Article and photography by Rachel Strouble and Nandini Mehta
Whether you are a fan of jazz or not, the Beaches Jazz Festival’s StreetFest had something for everyone! The weekend was full of events, activities, food, and upbeat music. It was a perfect summer outing for all ages.
This year the highly-anticipated Beaches Jazz Festival took place from July 2nd to 24th with an accompanying street festival from the 21st to the 23rd. The StreetFest took place on Queen Street East in the charming Beaches neighborhood. The event was open to the public and free to attend.
The street was lined with various styles of jazz performances, food trucks, lemonade stands (big and small), and people selling local art and lovely jewelry. There were also many people enjoying their meals on the fairy light-lined patios of quaint restaurants.
Attendees could try their hand at an open mic, and show off their jazz skills at the Richmond Hill Arts Council tent. If they wanted to remember their night they could buy some Beaches Jazz Festival merch (there was even a chance of bumping into John Tory, who was seen checking out the merchandise available and posing for pictures!).
It was a very family-friendly event. Kids were seen dancing to the performances, getting balloon animals made, and playing with bubbles.
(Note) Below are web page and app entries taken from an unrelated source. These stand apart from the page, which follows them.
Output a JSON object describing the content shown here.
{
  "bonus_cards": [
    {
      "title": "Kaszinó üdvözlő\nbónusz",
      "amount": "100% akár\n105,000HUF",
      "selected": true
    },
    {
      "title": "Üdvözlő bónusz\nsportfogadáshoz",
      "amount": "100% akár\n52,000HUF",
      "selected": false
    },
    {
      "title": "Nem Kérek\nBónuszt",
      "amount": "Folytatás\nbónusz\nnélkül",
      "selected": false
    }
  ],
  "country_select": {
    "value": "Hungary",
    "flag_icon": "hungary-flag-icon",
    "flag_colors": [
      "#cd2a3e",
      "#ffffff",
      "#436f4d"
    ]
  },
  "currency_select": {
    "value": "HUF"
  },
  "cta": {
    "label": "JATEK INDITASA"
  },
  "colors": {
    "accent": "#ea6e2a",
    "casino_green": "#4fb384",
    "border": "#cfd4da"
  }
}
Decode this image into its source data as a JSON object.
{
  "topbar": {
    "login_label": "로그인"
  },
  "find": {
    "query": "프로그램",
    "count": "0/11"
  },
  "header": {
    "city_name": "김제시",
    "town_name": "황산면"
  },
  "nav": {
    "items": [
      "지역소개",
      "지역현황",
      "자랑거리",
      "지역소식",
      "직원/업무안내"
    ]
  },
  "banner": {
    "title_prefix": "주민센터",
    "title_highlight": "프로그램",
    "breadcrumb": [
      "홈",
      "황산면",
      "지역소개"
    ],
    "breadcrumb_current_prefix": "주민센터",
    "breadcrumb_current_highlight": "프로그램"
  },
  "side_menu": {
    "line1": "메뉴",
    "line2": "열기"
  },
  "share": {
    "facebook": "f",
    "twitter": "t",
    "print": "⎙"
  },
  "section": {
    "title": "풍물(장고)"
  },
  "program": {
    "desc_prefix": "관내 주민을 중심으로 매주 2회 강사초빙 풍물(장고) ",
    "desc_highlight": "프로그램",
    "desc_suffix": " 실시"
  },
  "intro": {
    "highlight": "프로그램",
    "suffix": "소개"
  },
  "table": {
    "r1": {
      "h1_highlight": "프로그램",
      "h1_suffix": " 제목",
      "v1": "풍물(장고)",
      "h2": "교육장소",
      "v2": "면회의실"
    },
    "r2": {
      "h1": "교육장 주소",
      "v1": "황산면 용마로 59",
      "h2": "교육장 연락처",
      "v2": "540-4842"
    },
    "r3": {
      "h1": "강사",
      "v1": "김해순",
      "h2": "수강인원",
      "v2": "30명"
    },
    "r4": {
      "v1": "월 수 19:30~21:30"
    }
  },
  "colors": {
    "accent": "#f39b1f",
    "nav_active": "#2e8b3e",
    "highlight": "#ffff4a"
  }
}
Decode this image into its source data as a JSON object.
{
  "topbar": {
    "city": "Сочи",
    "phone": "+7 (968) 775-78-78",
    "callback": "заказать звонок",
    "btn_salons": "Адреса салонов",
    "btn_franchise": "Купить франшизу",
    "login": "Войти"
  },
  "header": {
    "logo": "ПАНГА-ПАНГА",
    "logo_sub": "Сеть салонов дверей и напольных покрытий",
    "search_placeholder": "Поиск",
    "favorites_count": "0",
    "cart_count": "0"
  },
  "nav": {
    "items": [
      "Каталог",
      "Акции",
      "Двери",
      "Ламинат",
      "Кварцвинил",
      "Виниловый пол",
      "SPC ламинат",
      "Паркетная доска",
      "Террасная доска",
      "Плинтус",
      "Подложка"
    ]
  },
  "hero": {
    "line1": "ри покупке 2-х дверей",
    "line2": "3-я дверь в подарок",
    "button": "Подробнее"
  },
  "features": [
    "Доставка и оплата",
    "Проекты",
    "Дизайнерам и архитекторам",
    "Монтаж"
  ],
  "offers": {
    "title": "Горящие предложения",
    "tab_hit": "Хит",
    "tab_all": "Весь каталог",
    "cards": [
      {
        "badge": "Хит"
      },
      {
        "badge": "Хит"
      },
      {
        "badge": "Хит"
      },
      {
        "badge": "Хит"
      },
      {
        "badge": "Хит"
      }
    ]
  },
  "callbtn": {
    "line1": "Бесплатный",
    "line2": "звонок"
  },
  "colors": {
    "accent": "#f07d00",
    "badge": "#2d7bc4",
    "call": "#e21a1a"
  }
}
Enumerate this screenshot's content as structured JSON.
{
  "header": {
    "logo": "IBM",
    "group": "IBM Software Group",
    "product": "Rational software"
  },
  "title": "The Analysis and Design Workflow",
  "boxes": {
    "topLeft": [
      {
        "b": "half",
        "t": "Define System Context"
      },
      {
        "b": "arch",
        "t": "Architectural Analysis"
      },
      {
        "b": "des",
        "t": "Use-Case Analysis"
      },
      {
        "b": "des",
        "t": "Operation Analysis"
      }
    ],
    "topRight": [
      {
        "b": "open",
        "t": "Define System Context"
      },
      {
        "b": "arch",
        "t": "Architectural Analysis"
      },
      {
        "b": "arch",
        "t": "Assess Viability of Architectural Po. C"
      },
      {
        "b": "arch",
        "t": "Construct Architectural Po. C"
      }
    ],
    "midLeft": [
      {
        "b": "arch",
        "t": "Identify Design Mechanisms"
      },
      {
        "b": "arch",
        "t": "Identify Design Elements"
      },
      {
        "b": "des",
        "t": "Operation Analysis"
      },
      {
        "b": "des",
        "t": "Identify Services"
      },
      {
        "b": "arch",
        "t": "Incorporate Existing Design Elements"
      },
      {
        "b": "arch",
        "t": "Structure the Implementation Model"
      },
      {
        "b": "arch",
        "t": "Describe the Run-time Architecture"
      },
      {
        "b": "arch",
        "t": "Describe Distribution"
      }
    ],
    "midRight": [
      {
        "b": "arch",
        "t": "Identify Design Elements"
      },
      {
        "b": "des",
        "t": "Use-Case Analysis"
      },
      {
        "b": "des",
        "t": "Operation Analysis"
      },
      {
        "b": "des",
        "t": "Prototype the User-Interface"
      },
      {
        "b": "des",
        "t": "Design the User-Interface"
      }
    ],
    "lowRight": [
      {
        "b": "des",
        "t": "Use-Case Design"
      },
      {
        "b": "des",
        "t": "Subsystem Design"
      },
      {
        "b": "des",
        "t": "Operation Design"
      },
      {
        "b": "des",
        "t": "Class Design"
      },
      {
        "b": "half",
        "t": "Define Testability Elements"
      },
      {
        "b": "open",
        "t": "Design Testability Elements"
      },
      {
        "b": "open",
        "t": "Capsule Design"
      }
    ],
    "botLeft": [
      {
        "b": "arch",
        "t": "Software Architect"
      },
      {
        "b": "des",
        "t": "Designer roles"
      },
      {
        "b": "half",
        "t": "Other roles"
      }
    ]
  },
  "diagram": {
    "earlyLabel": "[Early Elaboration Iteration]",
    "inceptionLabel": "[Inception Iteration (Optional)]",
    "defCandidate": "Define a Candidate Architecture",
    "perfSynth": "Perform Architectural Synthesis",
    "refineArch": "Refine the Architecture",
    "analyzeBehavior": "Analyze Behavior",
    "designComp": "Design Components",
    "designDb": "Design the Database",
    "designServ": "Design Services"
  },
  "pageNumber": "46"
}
Even though the street was filled with crowds of people, it was easy to get through and watch the performers or visit the various vendors. In total, it took about an hour and a half to see and hear everything we were interested in. Something next year’s guests should keep in mind is that there is a lot of walking involved in getting to the festival (due to street closures) and at the festival itself. But if you wear the right shoes, you’ll be certain to get your steps in!
Every type of jazz you could think of was represented at the fest. Dixieland, Gypsy Jazz, Afro-Cuban, Vocal, Big Band, and even a drum circle! A large group of drummers and instrumentalists called the Samba Squad lead the charge, and their rhythms filled the air as you entered the festival and set an upbeat mood.
A young band of students lit up the middle of the festival with upbeat, swing hits. Later on, and somehow even more upbeat, was a guitar player that shocked and won over the audience by shredding a solo with his face. It was completely unexpected and a high point of the evening.
A group of steel pan players soon followed, giving a calmer moment of respite from the upbeat, exciting energies. Although not technically part of the show, a couple visited each band and performed swing dances in front of the crowd.
For the hungry, an arsenal of food trucks and local restaurants lined the street, serving up classic fried festival food, like Beavertails and Tiny Tom Donuts.
One of the biggest highlights of the festival was the location. Nestled in a picturesque, beachside, suburbanite paradise, the pastel houses dotting the streets were the perfect backdrop for a lively celebration of music, food and family fun. This fest showcased the incredible talent, diversity and multiculturalism of the Toronto jazz community.
All in all, it was a wonderful experience, and a lovely way to spend the evening. Be sure to attend next year, when they return for their 35th anniversary!